Download this Paper Open PDF in Browser

Implementing the Rule of Law: The Role of Citizen-Plaintiffs

13 The Good Society (Fall 2004)

10 Pages Posted: 5 Mar 2013  

Lynda G. Dodd

The City University of New York (CUNY) - City College

Date Written: March 4, 2013

Abstract

This essay seeks to shift the focus away from the traditional emphasis on theories of judicial decision making and the role of judicial review, in order to highlight another mechanism for implementing the rule of law: citizen lawsuits against the state. To an extent that is unprecedented in our history, citizens interact more often with, and depend more upon, government officials. Constitutional harms are inflicted every day by government officials misusing the authority granted to them under legislation that is itself constitutional. Judicial review as a mechanism for securing constitutional rights is irrelevant in such cases. Allowing citizen plaintiffs to sue the government when it abuses its authority has become an indispensable element of constitutionalism, and an essential method of implementing the rule of law. But it is also a method that has generated much criticism. In what follows, I describe the growth of opposition to citizen suits against the state, and explain why these developments are so troubling.

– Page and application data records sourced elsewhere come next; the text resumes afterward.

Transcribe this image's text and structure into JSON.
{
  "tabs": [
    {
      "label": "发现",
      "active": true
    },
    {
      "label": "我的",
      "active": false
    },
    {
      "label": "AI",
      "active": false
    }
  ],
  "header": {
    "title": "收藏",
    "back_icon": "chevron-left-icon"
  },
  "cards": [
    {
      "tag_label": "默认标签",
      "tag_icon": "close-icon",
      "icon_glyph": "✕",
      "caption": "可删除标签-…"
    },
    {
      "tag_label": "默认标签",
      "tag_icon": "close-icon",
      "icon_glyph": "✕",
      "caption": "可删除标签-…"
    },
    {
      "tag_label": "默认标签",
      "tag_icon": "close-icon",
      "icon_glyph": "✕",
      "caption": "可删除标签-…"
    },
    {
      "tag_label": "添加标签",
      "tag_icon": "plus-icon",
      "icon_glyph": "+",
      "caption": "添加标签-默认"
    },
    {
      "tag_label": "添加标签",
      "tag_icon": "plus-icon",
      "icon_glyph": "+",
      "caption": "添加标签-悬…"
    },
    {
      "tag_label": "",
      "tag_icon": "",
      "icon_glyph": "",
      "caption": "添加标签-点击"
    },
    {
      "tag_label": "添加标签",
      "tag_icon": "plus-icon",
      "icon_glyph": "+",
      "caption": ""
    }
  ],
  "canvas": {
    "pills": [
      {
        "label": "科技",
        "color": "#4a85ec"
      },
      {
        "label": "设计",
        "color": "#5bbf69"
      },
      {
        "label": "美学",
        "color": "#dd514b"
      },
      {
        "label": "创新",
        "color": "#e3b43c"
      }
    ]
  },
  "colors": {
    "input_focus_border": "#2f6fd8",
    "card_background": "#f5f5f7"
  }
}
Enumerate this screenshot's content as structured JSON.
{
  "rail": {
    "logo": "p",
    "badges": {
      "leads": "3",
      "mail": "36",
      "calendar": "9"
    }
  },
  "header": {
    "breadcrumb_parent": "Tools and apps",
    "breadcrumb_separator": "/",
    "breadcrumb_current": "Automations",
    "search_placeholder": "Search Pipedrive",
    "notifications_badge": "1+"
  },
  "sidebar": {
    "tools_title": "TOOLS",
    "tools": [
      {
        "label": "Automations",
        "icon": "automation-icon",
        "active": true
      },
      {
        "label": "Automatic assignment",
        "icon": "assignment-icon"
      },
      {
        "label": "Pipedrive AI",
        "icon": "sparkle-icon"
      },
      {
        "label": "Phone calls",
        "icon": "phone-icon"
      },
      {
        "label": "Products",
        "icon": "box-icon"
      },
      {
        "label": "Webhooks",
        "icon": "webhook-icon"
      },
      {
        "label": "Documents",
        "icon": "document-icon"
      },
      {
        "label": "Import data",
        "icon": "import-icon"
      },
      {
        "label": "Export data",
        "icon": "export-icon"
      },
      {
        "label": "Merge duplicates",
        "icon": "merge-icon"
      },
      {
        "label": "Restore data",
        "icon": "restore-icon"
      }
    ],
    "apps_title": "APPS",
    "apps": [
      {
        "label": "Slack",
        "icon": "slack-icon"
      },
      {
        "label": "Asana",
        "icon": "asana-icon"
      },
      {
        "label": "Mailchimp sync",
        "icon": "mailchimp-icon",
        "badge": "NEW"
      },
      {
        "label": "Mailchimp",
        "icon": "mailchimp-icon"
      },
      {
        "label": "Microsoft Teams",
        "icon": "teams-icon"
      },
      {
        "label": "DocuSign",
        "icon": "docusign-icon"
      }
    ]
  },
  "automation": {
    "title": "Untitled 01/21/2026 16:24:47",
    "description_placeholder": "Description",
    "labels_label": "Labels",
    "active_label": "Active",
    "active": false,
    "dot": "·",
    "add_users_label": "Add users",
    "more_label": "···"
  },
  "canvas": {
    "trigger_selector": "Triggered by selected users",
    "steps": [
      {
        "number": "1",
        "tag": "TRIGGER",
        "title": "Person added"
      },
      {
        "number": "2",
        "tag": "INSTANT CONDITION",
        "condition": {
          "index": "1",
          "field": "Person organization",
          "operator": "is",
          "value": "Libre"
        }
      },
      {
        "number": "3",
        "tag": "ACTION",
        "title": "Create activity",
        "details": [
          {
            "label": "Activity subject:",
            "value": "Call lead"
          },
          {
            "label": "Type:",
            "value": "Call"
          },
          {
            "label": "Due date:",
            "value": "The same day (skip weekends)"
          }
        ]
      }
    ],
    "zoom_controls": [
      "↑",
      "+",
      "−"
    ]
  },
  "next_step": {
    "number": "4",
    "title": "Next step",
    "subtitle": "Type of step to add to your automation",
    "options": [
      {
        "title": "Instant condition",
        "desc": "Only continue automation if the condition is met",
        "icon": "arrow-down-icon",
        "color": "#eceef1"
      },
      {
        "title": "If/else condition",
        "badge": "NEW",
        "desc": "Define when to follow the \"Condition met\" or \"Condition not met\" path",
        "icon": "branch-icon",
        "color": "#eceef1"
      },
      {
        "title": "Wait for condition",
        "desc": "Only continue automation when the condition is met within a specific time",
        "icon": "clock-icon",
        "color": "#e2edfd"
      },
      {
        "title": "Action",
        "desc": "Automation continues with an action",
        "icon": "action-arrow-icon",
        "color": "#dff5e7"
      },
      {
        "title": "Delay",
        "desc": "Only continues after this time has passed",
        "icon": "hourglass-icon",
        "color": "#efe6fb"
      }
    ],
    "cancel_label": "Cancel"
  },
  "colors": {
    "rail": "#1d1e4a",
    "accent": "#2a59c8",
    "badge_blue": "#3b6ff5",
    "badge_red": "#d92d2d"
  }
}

Keywords: Section 1983, rule of law, constitutionalism, litigation

JEL Classification: K39

Suggested Citation

Dodd, Lynda G., Implementing the Rule of Law: The Role of Citizen-Plaintiffs (March 4, 2013). 13 The Good Society (Fall 2004) . Available at SSRN: https://ssrn.com/abstract=2228020

Lynda G. Dodd (Contact Author)

The City University of New York (CUNY) - City College ( email )

Paper statistics

Downloads
69
Rank
282,285
Abstract Views
119